[Task directions]
A word-for-word reproduction of the data below is needed, with no pictures in it.

----

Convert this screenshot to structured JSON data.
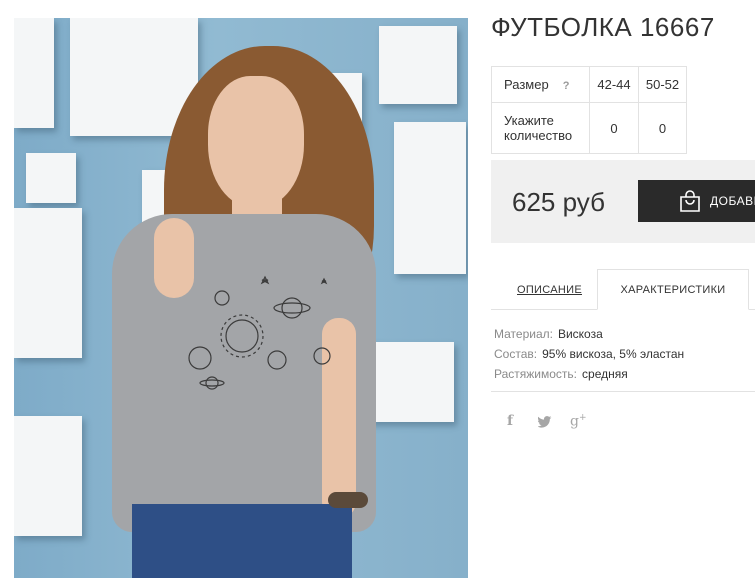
{
  "product": {
    "title": "ФУТБОЛКА 16667",
    "image_alt": "Серая футболка с принтом планет"
  },
  "size_table": {
    "size_label": "Размер",
    "help_mark": "?",
    "sizes": [
      "42-44",
      "50-52"
    ],
    "qty_label_line1": "Укажите",
    "qty_label_line2": "количество",
    "quantities": [
      "0",
      "0"
    ]
  },
  "purchase": {
    "price": "625 руб",
    "cart_button_label": "ДОБАВИТЬ",
    "cart_icon": "shopping-bag-icon"
  },
  "tabs": [
    {
      "label": "ОПИСАНИЕ",
      "active": false
    },
    {
      "label": "ХАРАКТЕРИСТИКИ",
      "active": true
    }
  ],
  "specs": [
    {
      "label": "Материал:",
      "value": "Вискоза"
    },
    {
      "label": "Состав:",
      "value": "95% вискоза, 5% эластан"
    },
    {
      "label": "Растяжимость:",
      "value": "средняя"
    }
  ],
  "social": [
    {
      "name": "facebook-icon",
      "glyph": "f"
    },
    {
      "name": "twitter-icon",
      "glyph": "🐦"
    },
    {
      "name": "google-plus-icon",
      "glyph": "g+"
    }
  ],
  "colors": {
    "button_bg": "#2a2a2a",
    "price_box_bg": "#f0f0f0",
    "border": "#e2e2e2",
    "photo_bg": "#84b0cb"
  }
}
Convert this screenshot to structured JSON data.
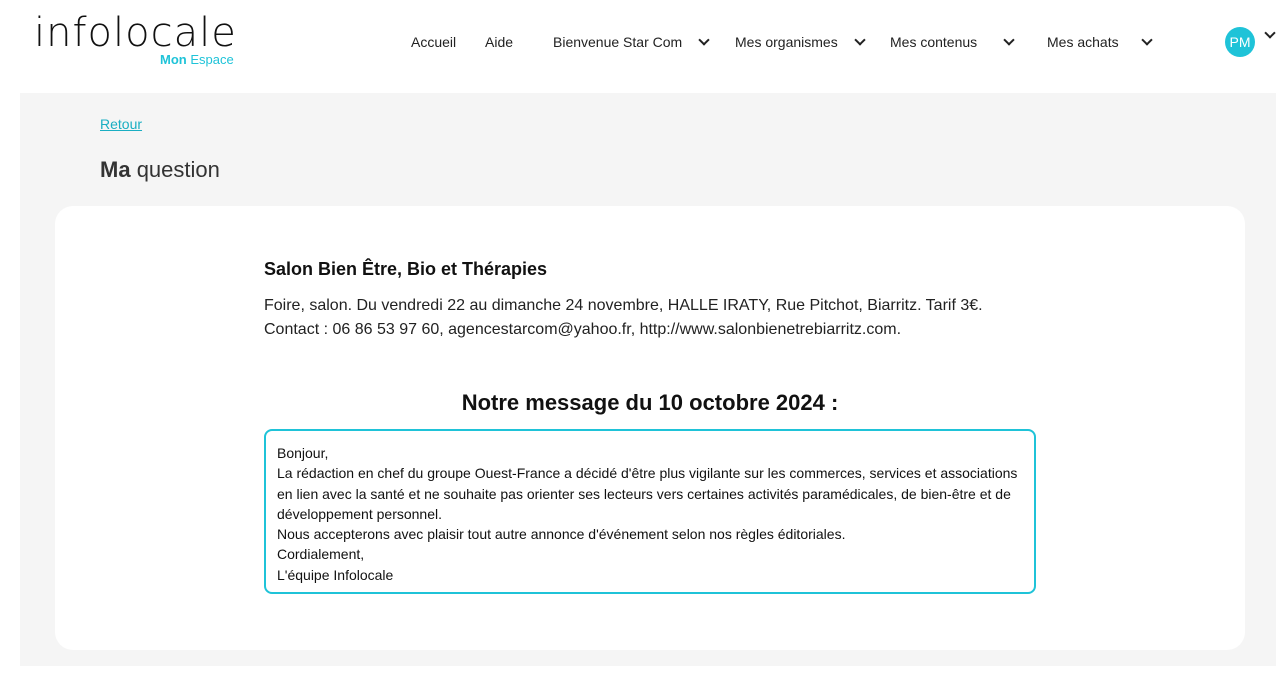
{
  "header": {
    "logo_main": "infolocale",
    "logo_sub_bold": "Mon",
    "logo_sub": "Espace",
    "nav": [
      "Accueil",
      "Aide",
      "Bienvenue Star Com",
      "Mes organismes",
      "Mes contenus",
      "Mes achats"
    ],
    "avatar": "PM"
  },
  "page": {
    "back": "Retour",
    "title_bold": "Ma",
    "title": "question"
  },
  "event": {
    "title": "Salon Bien Être, Bio et Thérapies",
    "line1": "Foire, salon. Du vendredi 22 au dimanche 24 novembre, HALLE IRATY, Rue Pitchot, Biarritz. Tarif 3€.",
    "line2": "Contact : 06 86 53 97 60, agencestarcom@yahoo.fr, http://www.salonbienetrebiarritz.com."
  },
  "message": {
    "title": "Notre message du 10 octobre 2024 :",
    "lines": [
      "Bonjour,",
      "La rédaction en chef du groupe Ouest-France a décidé d'être plus vigilante sur les commerces, services et associations en lien avec la santé et ne souhaite pas orienter ses lecteurs vers certaines activités paramédicales, de bien-être et de développement personnel.",
      "Nous accepterons avec plaisir tout autre annonce d'événement selon nos règles éditoriales.",
      "Cordialement,",
      "L'équipe Infolocale"
    ]
  }
}
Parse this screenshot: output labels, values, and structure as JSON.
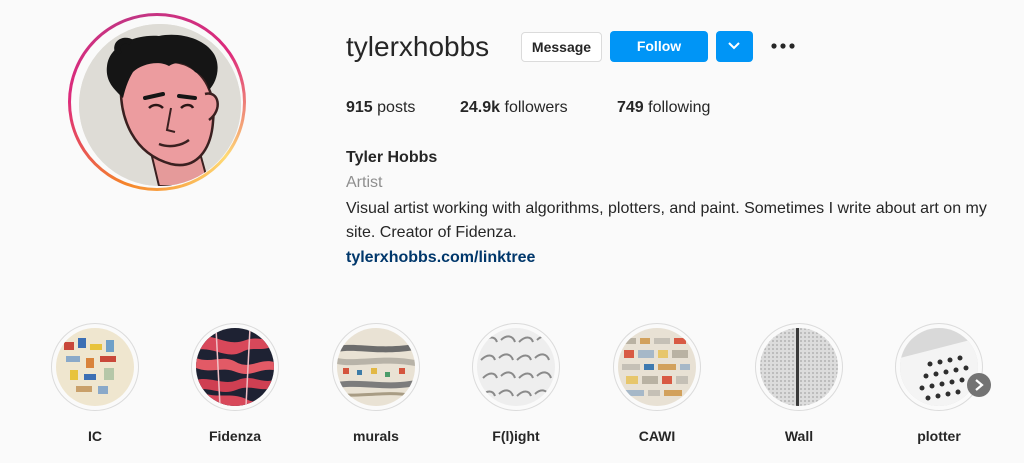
{
  "profile": {
    "username": "tylerxhobbs",
    "message_label": "Message",
    "follow_label": "Follow",
    "stats": {
      "posts_count": "915",
      "posts_label": "posts",
      "followers_count": "24.9k",
      "followers_label": "followers",
      "following_count": "749",
      "following_label": "following"
    },
    "bio": {
      "name": "Tyler Hobbs",
      "category": "Artist",
      "text": "Visual artist working with algorithms, plotters, and paint. Sometimes I write about art on my site. Creator of Fidenza.",
      "link": "tylerxhobbs.com/linktree"
    }
  },
  "highlights": [
    {
      "label": "IC"
    },
    {
      "label": "Fidenza"
    },
    {
      "label": "murals"
    },
    {
      "label": "F(l)ight"
    },
    {
      "label": "CAWI"
    },
    {
      "label": "Wall"
    },
    {
      "label": "plotter"
    }
  ],
  "icons": {
    "more": "more-options-icon",
    "dropdown": "chevron-down-icon",
    "next": "chevron-right-icon"
  },
  "colors": {
    "follow_blue": "#0095f6",
    "link": "#00376b",
    "muted": "#8e8e8e"
  }
}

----

[Answer to this problem]
Convert this screenshot to structured JSON data.
{
  "product": {
    "title": "ФУТБОЛКА 16667",
    "image_alt": "Серая футболка с принтом планет"
  },
  "size_table": {
    "size_label": "Размер",
    "help_mark": "?",
    "sizes": [
      "42-44",
      "50-52"
    ],
    "qty_label_line1": "Укажите",
    "qty_label_line2": "количество",
    "quantities": [
      "0",
      "0"
    ]
  },
  "purchase": {
    "price": "625 руб",
    "cart_button_label": "ДОБАВИТЬ",
    "cart_icon": "shopping-bag-icon"
  },
  "tabs": [
    {
      "label": "ОПИСАНИЕ",
      "active": false
    },
    {
      "label": "ХАРАКТЕРИСТИКИ",
      "active": true
    }
  ],
  "specs": [
    {
      "label": "Материал:",
      "value": "Вискоза"
    },
    {
      "label": "Состав:",
      "value": "95% вискоза, 5% эластан"
    },
    {
      "label": "Растяжимость:",
      "value": "средняя"
    }
  ],
  "social": [
    {
      "name": "facebook-icon",
      "glyph": "f"
    },
    {
      "name": "twitter-icon",
      "glyph": "🐦"
    },
    {
      "name": "google-plus-icon",
      "glyph": "g+"
    }
  ],
  "colors": {
    "button_bg": "#2a2a2a",
    "price_box_bg": "#f0f0f0",
    "border": "#e2e2e2",
    "photo_bg": "#84b0cb"
  }
}
Convert this screenshot to structured JSON data.
{
  "header": {
    "logo_main": "infolocale",
    "logo_sub_bold": "Mon",
    "logo_sub": "Espace",
    "nav": [
      "Accueil",
      "Aide",
      "Bienvenue Star Com",
      "Mes organismes",
      "Mes contenus",
      "Mes achats"
    ],
    "avatar": "PM"
  },
  "page": {
    "back": "Retour",
    "title_bold": "Ma",
    "title": "question"
  },
  "event": {
    "title": "Salon Bien Être, Bio et Thérapies",
    "line1": "Foire, salon. Du vendredi 22 au dimanche 24 novembre, HALLE IRATY, Rue Pitchot, Biarritz. Tarif 3€.",
    "line2": "Contact : 06 86 53 97 60, agencestarcom@yahoo.fr, http://www.salonbienetrebiarritz.com."
  },
  "message": {
    "title": "Notre message du 10 octobre 2024 :",
    "lines": [
      "Bonjour,",
      "La rédaction en chef du groupe Ouest-France a décidé d'être plus vigilante sur les commerces, services et associations en lien avec la santé et ne souhaite pas orienter ses lecteurs vers certaines activités paramédicales, de bien-être et de développement personnel.",
      "Nous accepterons avec plaisir tout autre annonce d'événement selon nos règles éditoriales.",
      "Cordialement,",
      "L'équipe Infolocale"
    ]
  }
}
Parse this screenshot: output labels, values, and structure as JSON.
{
  "profile": {
    "username": "tylerxhobbs",
    "message_label": "Message",
    "follow_label": "Follow",
    "stats": {
      "posts_count": "915",
      "posts_label": "posts",
      "followers_count": "24.9k",
      "followers_label": "followers",
      "following_count": "749",
      "following_label": "following"
    },
    "bio": {
      "name": "Tyler Hobbs",
      "category": "Artist",
      "text": "Visual artist working with algorithms, plotters, and paint. Sometimes I write about art on my site. Creator of Fidenza.",
      "link": "tylerxhobbs.com/linktree"
    }
  },
  "highlights": [
    {
      "label": "IC"
    },
    {
      "label": "Fidenza"
    },
    {
      "label": "murals"
    },
    {
      "label": "F(l)ight"
    },
    {
      "label": "CAWI"
    },
    {
      "label": "Wall"
    },
    {
      "label": "plotter"
    }
  ],
  "icons": {
    "more": "more-options-icon",
    "dropdown": "chevron-down-icon",
    "next": "chevron-right-icon"
  },
  "colors": {
    "follow_blue": "#0095f6",
    "link": "#00376b",
    "muted": "#8e8e8e"
  }
}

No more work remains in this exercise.